Pursuant to Rule 53 of the Arizona Rules of the Civil Procedure, a court has the authority to appoint a master to perform duties consented to by the parties, as well as address other pretrial and posttrial matters in ongoing litigation that cannot be effectively and timely addressed by the sitting judge. This can arise when the case is highly contentious, involves a huge number of documents, or implicates thorny privilege or confidentiality issues that the trial judge simply does not have the time to adequately referee and resolve.
For example, this provision may be of particular value to parties to an intra-company lawsuit when, say, the majority owners or managers of a business are having difficulty complying, or refusing to comply, with the discovery rights of minority owners to inspect and copy the company’s financial records. The majority owners may contend that the minority owners are trying to steal company secrets, while the minority owners insist that they are merely exercising their ownership and discovery rights.
There can be restrictions on the rights of minority owners to inspect and view certain documents, especially where there is evidence of breaches of confidentiality, breaches of fiduciary duty, or defamation. A discovery master can impose restrictions, ensure that the disclosure of records complies with any restrictions, and ensure that the company is fully disclosing all records in a prompt and efficient manner. The master can utilize any number of mechanisms, including by limiting disclosure to those who truly need to know, redactions, or finding that some records are so sensitive yet marginally relevant that they need not be disclosed at all. To do that, the master must be assured of complete access to electronic and paper copies of all relevant records, including financial records, and complete access to management. Under Rule 53, the master could enforce access to records by ordering non-contempt sanctions on parties and recommending that the judge issue contempt sanctions if needed.
Any master whom the court appoints should have no relationship to the parties, attorneys, court, or subject of the litigation that would require the disqualification of a judge under Arizona law. The only exception to this rule would be if the master fully disclosed all details related to the grounds for disqualification and the parties nonetheless agreed to the appointment.

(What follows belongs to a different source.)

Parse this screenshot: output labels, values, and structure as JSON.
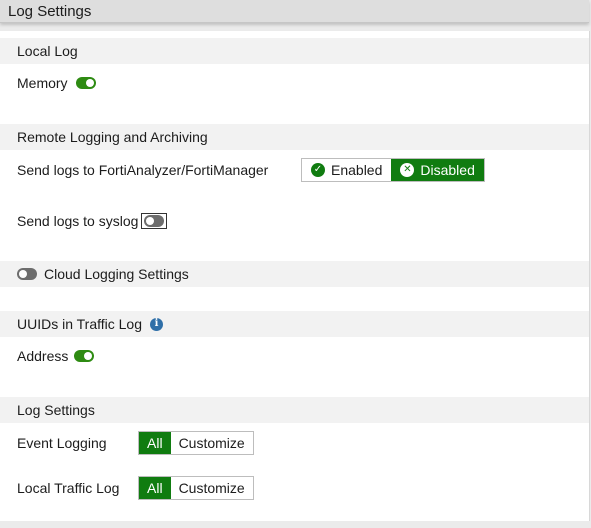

When you are facing any type of dispute as you work through a business divorce or other intra-company dispute, you need an experienced Arizona business attorney who can advocate for your interests from the outset of the dispute. We are here to examine the facts concerning your case, consider your options, and build the strongest case possible. Contact Williams Commercial Law Group, L.L.P., at (602) 256-9400 today, and set up an appointment to speak with us about your case.